And last, but certainly not least — and with no less of a sense of reverence — is Russell’s 16-minute episode, Lotte Lenya Sings Kurt Weill, also from 1961 (though I’ve heard rumors that there is a longer version of this, I was unable to find any substantial proof). This episode branches out a bit, focusing not only on a composer — that German dreamboat and devoted Nazi antagonist Kurt Weill — but also on a singer — his wife, the divine actress Lotte Lenya. It also considerably diverges from Russell’s regular approach to musical biography. Huw Wheldon opens the episode and gives a brief historical background, explaining the importance of Bertolt Brecht and Kurt Weill’s partnership in the ‘20s during Weimar Germany and how their musical plays together have been largely ignored since, at least up until a contemporary revival. This bears comparing to Elgar in the sense that this short film highlights the importance of a forgotten artist (or artists in this case) that Russell believed worthy of renewed discovery and celebration.

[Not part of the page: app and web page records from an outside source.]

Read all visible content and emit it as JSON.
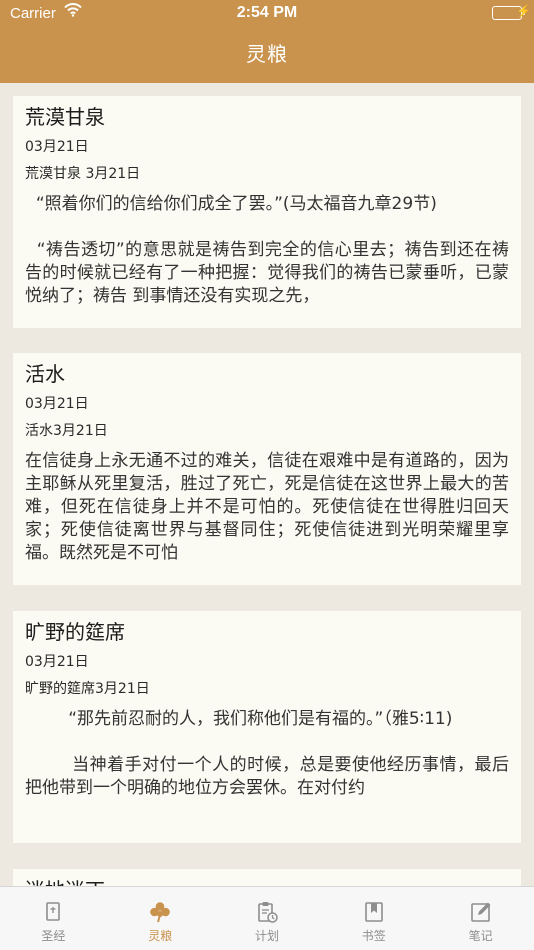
{
  "status_bar": {
    "carrier": "Carrier",
    "time": "2:54 PM"
  },
  "nav": {
    "title": "灵粮"
  },
  "cards": [
    {
      "title": "荒漠甘泉",
      "date": "03月21日",
      "subtitle": "荒漠甘泉 3月21日",
      "body": "  “照着你们的信给你们成全了罢。”(马太福音九章29节)\n\n  “祷告透切”的意思就是祷告到完全的信心里去；祷告到还在祷告的时候就已经有了一种把握：觉得我们的祷告已蒙垂听，已蒙悦纳了；祷告 到事情还没有实现之先，"
    },
    {
      "title": "活水",
      "date": "03月21日",
      "subtitle": "活水3月21日",
      "body": "在信徒身上永无通不过的难关，信徒在艰难中是有道路的，因为主耶稣从死里复活，胜过了死亡，死是信徒在这世界上最大的苦难，但死在信徒身上并不是可怕的。死使信徒在世得胜归回天家；死使信徒离世界与基督同住；死使信徒进到光明荣耀里享福。既然死是不可怕"
    },
    {
      "title": "旷野的筵席",
      "date": "03月21日",
      "subtitle": "旷野的筵席3月21日",
      "body": "        “那先前忍耐的人，我们称他们是有福的。”（雅5∶11)\n\n        当神着手对付一个人的时候，总是要使他经历事情，最后把他带到一个明确的地位方会罢休。在对付约"
    },
    {
      "title": "迷地迷丁"
    }
  ],
  "tabs": [
    {
      "label": "圣经",
      "icon": "bible-icon",
      "active": false
    },
    {
      "label": "灵粮",
      "icon": "clover-icon",
      "active": true
    },
    {
      "label": "计划",
      "icon": "clipboard-clock-icon",
      "active": false
    },
    {
      "label": "书签",
      "icon": "bookmark-icon",
      "active": false
    },
    {
      "label": "笔记",
      "icon": "note-edit-icon",
      "active": false
    }
  ],
  "colors": {
    "accent": "#c9934e",
    "background": "#ede9e0",
    "card": "#fbfaf3",
    "tab_inactive": "#8e8e8e",
    "battery": "#4cd964"
  }
}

The film begins with Lenya’s performance of “Mack the Knife,” the most popular song from Brecht and Weill’s The Threepenny Opera (1928). Lenya is perhaps the ultimate performer associated with the play, having appeared not only in the original German theatrical run, but also in Marc Blitzstein’s celebrated Off-Broadway revival in the mid-’50s, and on the recording of Louis Armstrong’s beloved American adaptation of “Mack the Knife.” In Lotte Lenya Sings Kurt Weill, she sings (in English, though her performances here are in both languages) overtop a montage of ominous historical footage from late ‘20s and early ‘30s Germany that follows the rise of Nazism, mixed with more experimental footage. Her performances are separated by more biographical, historical information from Wheldon.
She goes on to sing three more songs: “Surabaya Johnny” from The Threepenny Opera, “Alabama Song” from The Rise and Fall of the City of Mahagonny (which most people now know from the covers by David Bowie and The Doors), and — my personal favorite — “Pirate Jenny” from The Threepenny Opera. Aside from the initial song, the rest are set up like stage productions with the captivating Lenya on stage by herself. Wheldon continues to underline the gravity of this music in terms of the time it was written, dramatically explaining, “The sound of vengeance rang through Berlin in the early ‘30s; there was vengeance even in daydreams.” He says that Brecht and Weill were genius for their bold (often life-threatening) approach, where they used, “popular techniques to illuminate the horror and to try and conquer the approaching darkness.” There is the sense that Lenya — and Brecht and Weill’s theatrical works — have endured despite it all. I can’t concisely describe my admittedly sentimental feelings for Brecht, Weill, or Lenya, needless to say that Russell, yet again, effortlessly stresses the continued importance of these musicians and their work, something he does with every one of the aforementioned Monitor episodes.